Nigeria’s Boko Haram Threatens to Expand Attacks in AfricaMustapha Muhammad
The Nigerian Islamist militant group Boko Haram released a new video threatening to attack more African countries after leaders on the continent agreed to form a joint force to fight the insurgents.
“You will see what we will do to you,” Abubakar Shekau, Boko Haram’s leader, said in a 36-minute unverified video posted on YouTube, making reference to leaders from Cameroon, Chad, Niger and Nigeria. “African leaders you are too late if you start attacking me now.”
The African Union, at a meeting of representatives from 13 countries in Niamey, the capital of Niger, backed plans by a number of states to form a joint force to battle Boko Haram. Chad has deployed troops to assist in fighting the group in Cameroon. Boko Haram has unleashed a violent campaign since 2009 to impose Islamic law in Nigeria, Africa’s largest economy.
“Given the poor history of information sharing and general mistrust between these countries, major coordinated operations involving Nigerian, Cameroonian and Chadian forces targeting Boko Haram’s operational bases and positions are unlikely to take place in the immediate term,” Poole, U.K.-based security consultancy Drum Cussac said in an e-mailed report.

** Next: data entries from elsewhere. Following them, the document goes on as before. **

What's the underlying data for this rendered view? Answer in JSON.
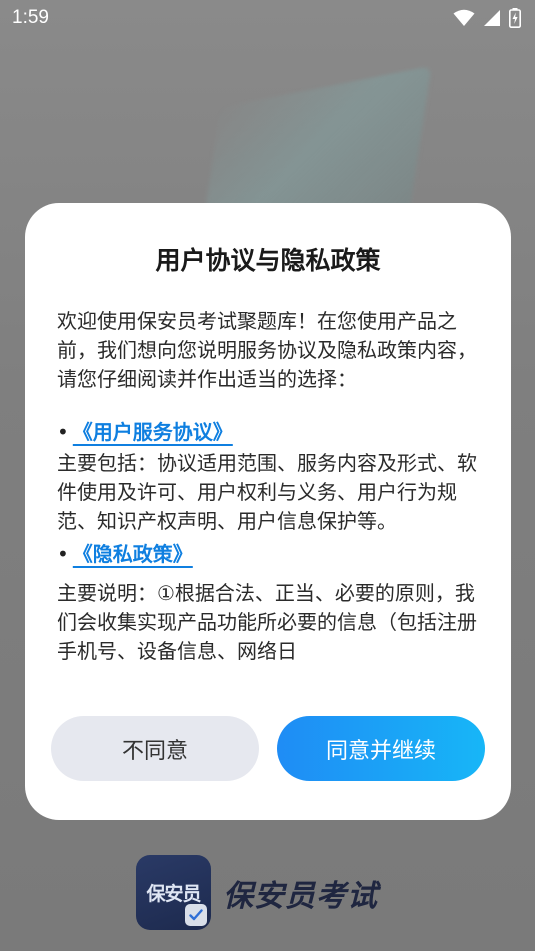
{
  "status_bar": {
    "time": "1:59",
    "icons": [
      "wifi-icon",
      "signal-icon",
      "battery-charging-icon"
    ]
  },
  "dialog": {
    "title": "用户协议与隐私政策",
    "intro": "欢迎使用保安员考试聚题库！在您使用产品之前，我们想向您说明服务协议及隐私政策内容，请您仔细阅读并作出适当的选择：",
    "bullet": "•",
    "sections": [
      {
        "link": "《用户服务协议》",
        "text": "主要包括：协议适用范围、服务内容及形式、软件使用及许可、用户权利与义务、用户行为规范、知识产权声明、用户信息保护等。"
      },
      {
        "link": "《隐私政策》",
        "text": "主要说明：①根据合法、正当、必要的原则，我们会收集实现产品功能所必要的信息（包括注册手机号、设备信息、网络日"
      }
    ],
    "decline_label": "不同意",
    "accept_label": "同意并继续",
    "accent_color": "#0f7fe0"
  },
  "brand": {
    "icon_text": "保安员",
    "name": "保安员考试"
  }
}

In the video, Shekau claimed responsibility for attacks this month that razed the northeastern Nigerian town of Baga. Carrying an AK-47 rifle and flanked by masked fighters and Hilux trucks with mounted machine guns, Shekau said the group had confiscated military hardware at the multinational military base in the town.

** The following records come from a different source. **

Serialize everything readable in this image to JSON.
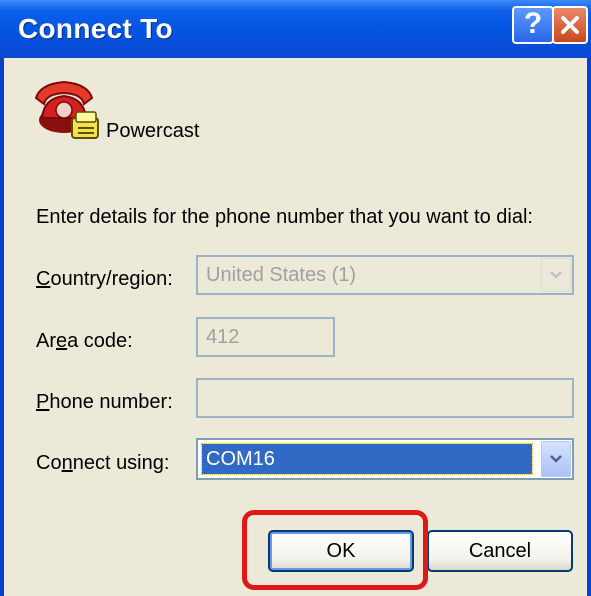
{
  "window": {
    "title": "Connect To",
    "help_glyph": "?"
  },
  "connection": {
    "name": "Powercast",
    "icon": "phone-connection-icon"
  },
  "instructions": "Enter details for the phone number that you want to dial:",
  "form": {
    "country": {
      "label_pre": "",
      "label_accel": "C",
      "label_post": "ountry/region:",
      "value": "United States (1)",
      "disabled": true
    },
    "area": {
      "label_pre": "Ar",
      "label_accel": "e",
      "label_post": "a code:",
      "value": "412",
      "disabled": true
    },
    "phone": {
      "label_pre": "",
      "label_accel": "P",
      "label_post": "hone number:",
      "value": ""
    },
    "connect": {
      "label_pre": "Co",
      "label_accel": "n",
      "label_post": "nect using:",
      "value": "COM16"
    }
  },
  "buttons": {
    "ok": "OK",
    "cancel": "Cancel"
  },
  "colors": {
    "titlebar": "#0554e2",
    "highlight_box": "#e01818",
    "selection": "#316ac5"
  }
}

“These weapons you are seeing, we got them from Baga’s military base,” Shekau said, before firing his automatic rifle into the air.
Nigeria’s military has repeatedly claimed to have killed Shekau, and in October the authorities said they had agreed a cease-fire with Boko Haram. Since then, violence in the north of Africa’s most populous nation has continued unabated.
The attacks in Baga near the border with Chad provoked international condemnation with United Nations Secretary-General Ban Ki-moon saying he was “appalled” by the raids. Reports that as many as 2,000 people died in the assaults are unfounded, Nigeria’s military said, with initial evidence showing the death toll didn’t exceed 150.
“The fall of Baga and the massacre of hundreds of its residents in early January have further reinforced the perception that the Boko Haram insurgency was becoming increasingly regional,” said Drum Cussac. “Baga’s strategic location along the shores of Lake Chad would allow the Islamist outfit to escalate and intensify cross-border attacks against targets in Chad and Niger.”
The violence in the Nigeria’s northeast also threatens to disrupt voting in the nation’s presidential election, scheduled for Feb. 14.
Boko Haram killed 4,740 people last year, more than double in 2013, according to estimates by Bath, England-based risk consultancy, Verisk Maplecroft.
The video is the latest in a series released by the militant group, which only communicates via posting the footage on the Internet or sending it to local reporters.
Shekau earlier this month expressed support for the attackers who killed 12 people at the Paris office of satirical magazine Charlie Hebdo and threatened Cameroon’s President Paul Biya, whose armed forces have intensified their campaign against the rebels’ cross-border incursions.